[guest post by Dana]
Raschio joined the Navy at the age of 27. He piloted observational planes, and was based on the USS Chester. He participated in five campaigns in the Pacific Theatre.
One harrowing incident took place on Easter Sunday in 1944. He had been on a mission and took gunfire. When returning to the ship, his plane went down in the ocean and he figured that he and his passenger were likely to die in the water. A Navy destroyer came along a few hours later and rescued the pair, just as sharks were beginning to circle.
He then revealed the location of an ammo dump they had viewed from the sky on a South Pacific island. The dump was destroyed.
What happened: On Saturday, Oregon senator Sen. Ron Wyden (D) was scheduled to award 100-year old U.S. Navy veteran Dario Raschio a plaque full of medals, including U.S. Naval Aviator Badge, the American Campaign Medal, the Asiatic Pacific Campaign Medal, the World War II Victory medal, the American Defense Service Medal, the “Ruptured Duck” award and the U.S. Navy Honorable discharge pin.
Unfortunately, things at the town hall did not go as well as one would hope. Due to Don’t Shoot Portland protesters, the ceremony was rudely interrupted and delayed:
Shortly after Wyden began speaking, though, protesters erupted in the back of the room, shouting “hands-up, don’t shoot!” More than 100 pushed through the doors, banged on the windows from outside and hoisted signs.
Raschio and his daughter, Pam Brown of Portland, had a front-row seat to the spectacle.
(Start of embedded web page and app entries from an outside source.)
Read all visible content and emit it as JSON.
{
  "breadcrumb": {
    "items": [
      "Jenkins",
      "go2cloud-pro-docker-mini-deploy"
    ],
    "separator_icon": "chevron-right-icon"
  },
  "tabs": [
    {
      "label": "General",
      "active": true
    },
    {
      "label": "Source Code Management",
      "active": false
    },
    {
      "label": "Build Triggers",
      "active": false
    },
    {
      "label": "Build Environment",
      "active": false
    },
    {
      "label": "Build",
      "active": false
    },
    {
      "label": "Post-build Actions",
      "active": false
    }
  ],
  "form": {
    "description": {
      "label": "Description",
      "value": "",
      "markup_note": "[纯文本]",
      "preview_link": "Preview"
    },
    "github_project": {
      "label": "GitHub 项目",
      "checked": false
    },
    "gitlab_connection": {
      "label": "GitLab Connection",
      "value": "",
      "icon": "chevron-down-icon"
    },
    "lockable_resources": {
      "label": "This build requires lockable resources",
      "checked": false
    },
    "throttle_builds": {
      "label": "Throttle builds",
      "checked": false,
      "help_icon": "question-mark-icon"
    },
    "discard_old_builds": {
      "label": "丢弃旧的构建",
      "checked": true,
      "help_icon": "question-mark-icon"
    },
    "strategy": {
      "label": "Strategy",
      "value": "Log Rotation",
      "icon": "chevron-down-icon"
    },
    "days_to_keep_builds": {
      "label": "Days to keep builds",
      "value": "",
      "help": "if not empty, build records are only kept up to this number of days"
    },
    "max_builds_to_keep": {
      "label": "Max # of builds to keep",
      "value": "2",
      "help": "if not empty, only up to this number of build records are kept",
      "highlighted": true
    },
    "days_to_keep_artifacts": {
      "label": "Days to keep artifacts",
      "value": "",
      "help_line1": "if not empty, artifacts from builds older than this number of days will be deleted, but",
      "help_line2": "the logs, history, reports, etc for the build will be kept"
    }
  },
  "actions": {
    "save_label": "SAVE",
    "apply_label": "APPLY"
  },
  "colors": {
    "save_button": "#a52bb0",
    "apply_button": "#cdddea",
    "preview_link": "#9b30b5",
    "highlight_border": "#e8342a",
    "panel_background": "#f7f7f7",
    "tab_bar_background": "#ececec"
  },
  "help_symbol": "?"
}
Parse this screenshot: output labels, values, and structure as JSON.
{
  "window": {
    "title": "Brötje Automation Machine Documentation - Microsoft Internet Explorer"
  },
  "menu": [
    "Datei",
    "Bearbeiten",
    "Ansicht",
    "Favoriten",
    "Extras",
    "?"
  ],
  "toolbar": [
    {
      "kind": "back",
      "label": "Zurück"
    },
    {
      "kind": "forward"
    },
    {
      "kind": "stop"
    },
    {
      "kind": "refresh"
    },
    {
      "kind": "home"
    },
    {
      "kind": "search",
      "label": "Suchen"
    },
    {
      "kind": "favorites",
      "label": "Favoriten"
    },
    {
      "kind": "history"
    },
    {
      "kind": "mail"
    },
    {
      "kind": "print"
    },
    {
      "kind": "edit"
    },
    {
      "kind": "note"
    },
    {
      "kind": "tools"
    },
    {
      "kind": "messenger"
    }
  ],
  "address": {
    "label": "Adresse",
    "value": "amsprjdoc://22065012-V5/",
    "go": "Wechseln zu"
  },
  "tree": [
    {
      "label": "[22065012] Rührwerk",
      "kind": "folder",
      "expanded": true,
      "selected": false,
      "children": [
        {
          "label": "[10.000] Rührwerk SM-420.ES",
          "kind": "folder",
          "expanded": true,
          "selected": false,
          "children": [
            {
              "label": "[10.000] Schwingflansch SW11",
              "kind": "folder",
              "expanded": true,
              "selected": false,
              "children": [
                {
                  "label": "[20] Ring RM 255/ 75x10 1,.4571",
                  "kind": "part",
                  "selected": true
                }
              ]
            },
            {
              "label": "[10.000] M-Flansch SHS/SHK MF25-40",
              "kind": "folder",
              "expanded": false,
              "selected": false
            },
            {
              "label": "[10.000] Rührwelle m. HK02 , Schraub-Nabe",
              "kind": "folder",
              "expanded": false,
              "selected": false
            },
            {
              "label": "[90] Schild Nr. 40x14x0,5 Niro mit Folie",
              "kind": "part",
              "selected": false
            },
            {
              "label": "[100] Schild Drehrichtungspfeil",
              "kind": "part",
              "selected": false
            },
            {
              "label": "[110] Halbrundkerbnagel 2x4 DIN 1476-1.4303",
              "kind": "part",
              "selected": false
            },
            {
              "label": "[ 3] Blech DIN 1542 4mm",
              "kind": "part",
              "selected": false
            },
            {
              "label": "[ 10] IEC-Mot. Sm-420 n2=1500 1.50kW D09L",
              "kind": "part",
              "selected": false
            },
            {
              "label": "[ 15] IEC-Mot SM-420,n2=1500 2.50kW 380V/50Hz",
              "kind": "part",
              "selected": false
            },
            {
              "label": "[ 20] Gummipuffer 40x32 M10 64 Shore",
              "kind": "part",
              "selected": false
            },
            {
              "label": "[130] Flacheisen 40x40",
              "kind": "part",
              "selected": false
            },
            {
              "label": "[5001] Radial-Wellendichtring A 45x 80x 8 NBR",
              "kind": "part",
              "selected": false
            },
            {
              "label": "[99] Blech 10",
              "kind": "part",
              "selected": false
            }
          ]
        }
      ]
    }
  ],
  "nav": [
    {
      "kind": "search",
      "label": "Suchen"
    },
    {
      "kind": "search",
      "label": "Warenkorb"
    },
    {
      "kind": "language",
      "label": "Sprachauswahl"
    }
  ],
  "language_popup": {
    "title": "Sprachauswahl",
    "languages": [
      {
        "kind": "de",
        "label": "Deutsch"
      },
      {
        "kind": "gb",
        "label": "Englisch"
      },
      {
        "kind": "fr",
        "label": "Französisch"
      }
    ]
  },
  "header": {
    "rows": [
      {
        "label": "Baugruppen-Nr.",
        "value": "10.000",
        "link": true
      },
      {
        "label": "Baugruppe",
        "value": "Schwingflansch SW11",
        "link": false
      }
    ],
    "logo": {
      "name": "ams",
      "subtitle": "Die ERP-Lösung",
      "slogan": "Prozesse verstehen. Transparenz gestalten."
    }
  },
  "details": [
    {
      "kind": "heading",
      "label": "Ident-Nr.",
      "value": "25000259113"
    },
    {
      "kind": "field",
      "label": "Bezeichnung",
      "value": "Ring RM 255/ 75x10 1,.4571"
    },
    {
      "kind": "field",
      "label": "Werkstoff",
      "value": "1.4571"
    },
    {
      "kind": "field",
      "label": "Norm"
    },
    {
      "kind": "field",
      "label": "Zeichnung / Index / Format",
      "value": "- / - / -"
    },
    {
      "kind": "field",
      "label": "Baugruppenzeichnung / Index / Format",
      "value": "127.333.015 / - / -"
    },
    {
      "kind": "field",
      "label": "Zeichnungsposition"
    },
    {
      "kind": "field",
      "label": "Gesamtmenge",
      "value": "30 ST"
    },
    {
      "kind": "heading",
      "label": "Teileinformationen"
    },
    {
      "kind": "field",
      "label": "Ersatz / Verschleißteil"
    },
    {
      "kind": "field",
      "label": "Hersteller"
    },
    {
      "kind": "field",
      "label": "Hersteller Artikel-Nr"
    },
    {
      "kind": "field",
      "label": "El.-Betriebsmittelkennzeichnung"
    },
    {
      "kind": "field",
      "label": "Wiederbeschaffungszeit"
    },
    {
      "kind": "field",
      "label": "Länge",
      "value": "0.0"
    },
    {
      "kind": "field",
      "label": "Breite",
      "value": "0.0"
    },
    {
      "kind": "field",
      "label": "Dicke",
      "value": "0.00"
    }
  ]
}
Raschio’s smile faded.
It took 15 minutes for Wyden to persuade protesters to be quiet and allow him to continue with the medal presentation.
When Raschio himself had an opportunity to speak at the mic, there were shouts demanding that the U.S. leave Iraq. Raschio commented:
“Give me a chance” which brought chuckles from the audience. He further chastised the shouters, saying “Let’s show a little respect for this occasion,” to which the crowd applauded.
He accepted the medals on behalf of those who died in WWII and ended his short speech by saying, “God bless America. And you people that are here for a cause, whatever it might be—show respect to Sen. Wyden.”
For his part, Wyden justified the protesters behavior:
“I think that the symbolism of having a veteran 100 years old, who fought so gallantly so that those who disagree with government policies and want to exercise their First Amendment rights could be heard, that’s what made today so poignant.”
Poignant? Not so much. When the honoring of a man who sacrificed so much for his country is delayed because the beneficiaries of his sacrifice believe their cause (and themselves) to infinitely outweigh anything he may have done for them – including further assuring their freedom to protest government actions – I think bitter irony is a far more accurate assessment. And if one hoped that protesters later came to see that their ill-timed, rude behavior and disregard for one so noble shames them individually and as a whole, and that pervasive ignorance does not help their cause, don’t hold your breath waiting, because you really won’t be able to breathe: Took over town hall in a positive way!